At the beginning of April, I gave my husband Vin and myself a mighty challenge. Track every food and drink purchase to get a better idea of what we’re spending in an average month. To say I’ve been blindsided by the results is an understatement. For two people who don’t eat large portions, dine out rarely and hardly drink alcohol, we collectively spend a lot of money on food and drink. In April, that grand total was a shuddering $1,041.57.
Here’s how that broke down:
Meals Out: $318.87
Drinks (all non-alcoholic): $124.12
My Total Spending: $566.32
Vin’s Total Spending: $475.85
Grand Total: $1,041.57
(Sidenote: I didn’t tally all purchases in this breakdown).
So what have I learned from this?
* Well, we live in an expensive area, first of all. This is obviously not news to me, but when I took photographs of all the food I purchased at the grocery for $40, $50, and $60 it just didn’t really look like that much food. Bummer.
* There are some things we’re willing to spend money on, simply because they make our lives better. I’m never going to stop buying organic chicken, milk or eggs to save money. That was a conscious switch I made years ago, and it’s staying put for a multitude of reasons. We’re never going to stop going out to dinner on Saturday nights or having brunch with friends on Sunday. Life’s too short.
* Some battles aren’t worth fighting. When I began to see $3+ hot chocolates from Dunkin’ Donuts pop up on Vin’s side of the spreadsheet nearly every single workday, it admittedly seemed like an easy cut to make. I make coffee at home, and I was thinking maybe he could make hot chocolate at his work with an electric kettle he has there. But Vin is a hard-working man who leaves his office very rarely throughout the day, and grabbing a hot chocolate down the street at Dunkin’ is often his only break. I get it.
* I need to look at grocery shopping as a weekly whole, rather than a series of individual meals. Meaning, because I love to cook and find a lot of joy in it, I often over-complicate things and feel like every dinner has to be some big ordeal. This leads to multiple trips to the grocery store for various ingredients, when I should be buying stuff that can be used multiple times weekly for a variety of meals. Also, it wouldn’t kill us to have just a simple meal comprised of 3-4 ingredients from time to time.
* If I prepare lunches for us daily, our overall spending will go down quite a bit. Both of our spending during the day is proportionally much higher on days when I don’t pack us lunches. This is a no-brainer which unfortunately requires more effort on my part, cause Vin sure ain’t waking up early to make turkey sandwiches.
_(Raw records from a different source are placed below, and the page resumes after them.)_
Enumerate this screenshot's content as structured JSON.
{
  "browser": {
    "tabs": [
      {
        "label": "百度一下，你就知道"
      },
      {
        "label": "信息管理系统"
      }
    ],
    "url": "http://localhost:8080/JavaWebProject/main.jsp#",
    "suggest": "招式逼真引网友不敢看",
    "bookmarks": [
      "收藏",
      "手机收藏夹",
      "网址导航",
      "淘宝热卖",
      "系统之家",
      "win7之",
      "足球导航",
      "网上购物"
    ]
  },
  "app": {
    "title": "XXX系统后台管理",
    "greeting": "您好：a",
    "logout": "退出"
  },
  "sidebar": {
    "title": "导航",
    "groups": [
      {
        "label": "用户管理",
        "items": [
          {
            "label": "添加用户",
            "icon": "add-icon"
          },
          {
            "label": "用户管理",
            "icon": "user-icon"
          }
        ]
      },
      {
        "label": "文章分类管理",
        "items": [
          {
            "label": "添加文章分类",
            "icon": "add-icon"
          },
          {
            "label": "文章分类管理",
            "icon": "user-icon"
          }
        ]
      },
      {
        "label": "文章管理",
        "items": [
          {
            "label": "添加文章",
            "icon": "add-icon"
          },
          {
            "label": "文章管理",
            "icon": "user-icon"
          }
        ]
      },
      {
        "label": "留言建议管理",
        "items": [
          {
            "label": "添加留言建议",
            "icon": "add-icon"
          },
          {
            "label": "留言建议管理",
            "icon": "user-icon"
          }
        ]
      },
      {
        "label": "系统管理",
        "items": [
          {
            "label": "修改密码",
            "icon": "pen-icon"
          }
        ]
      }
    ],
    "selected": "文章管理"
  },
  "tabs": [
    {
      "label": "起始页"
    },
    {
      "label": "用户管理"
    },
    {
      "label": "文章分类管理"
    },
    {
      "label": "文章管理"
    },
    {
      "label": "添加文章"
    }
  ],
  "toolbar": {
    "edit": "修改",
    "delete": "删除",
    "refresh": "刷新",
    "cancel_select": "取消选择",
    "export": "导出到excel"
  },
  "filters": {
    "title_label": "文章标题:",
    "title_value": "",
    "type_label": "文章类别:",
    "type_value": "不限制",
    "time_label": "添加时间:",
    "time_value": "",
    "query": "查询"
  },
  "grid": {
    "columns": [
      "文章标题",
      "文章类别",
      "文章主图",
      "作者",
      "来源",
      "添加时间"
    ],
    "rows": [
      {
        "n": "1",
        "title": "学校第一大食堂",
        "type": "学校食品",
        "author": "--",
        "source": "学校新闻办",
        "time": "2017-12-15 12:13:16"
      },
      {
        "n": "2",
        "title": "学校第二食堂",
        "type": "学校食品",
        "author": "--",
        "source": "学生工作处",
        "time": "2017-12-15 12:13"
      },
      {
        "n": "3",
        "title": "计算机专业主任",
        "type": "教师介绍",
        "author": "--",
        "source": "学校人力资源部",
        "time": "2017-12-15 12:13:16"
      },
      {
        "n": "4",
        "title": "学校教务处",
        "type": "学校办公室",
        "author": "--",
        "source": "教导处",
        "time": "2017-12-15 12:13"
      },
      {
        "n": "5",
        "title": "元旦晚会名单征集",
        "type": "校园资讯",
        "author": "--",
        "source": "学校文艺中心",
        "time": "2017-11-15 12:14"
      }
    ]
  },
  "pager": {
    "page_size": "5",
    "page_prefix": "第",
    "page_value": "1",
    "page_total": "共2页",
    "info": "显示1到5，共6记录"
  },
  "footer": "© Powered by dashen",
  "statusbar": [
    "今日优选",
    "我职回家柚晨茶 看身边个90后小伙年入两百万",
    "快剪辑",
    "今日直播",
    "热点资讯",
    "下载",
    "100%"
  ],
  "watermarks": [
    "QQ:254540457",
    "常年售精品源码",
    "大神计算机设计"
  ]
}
Vin and I have had the same method for divvying up costs for the five years we’ve lived together. I pay for all groceries; he pays for all meals out. We also have very concrete ways of splitting up our other monthly bills. However, this is the first time Vin and I have ever tracked our budgets together as a financial team, and it’s opened up a floodgate of conversations about money, savings and our financial future. All good things. We’re now talking about other ways to bring in extra income, and investments we might consider making. Not all aspects of married or coupled life are terribly romantic though, are they? Not sure if I can convince him to keep tracking purchases for May, but it makes sense to me to see if we’re able to get our spending down.
I tip my hat to anyone who managed to continue with this challenge through the whole month. Did anyone else follow through? What lessons did you learn about your spending?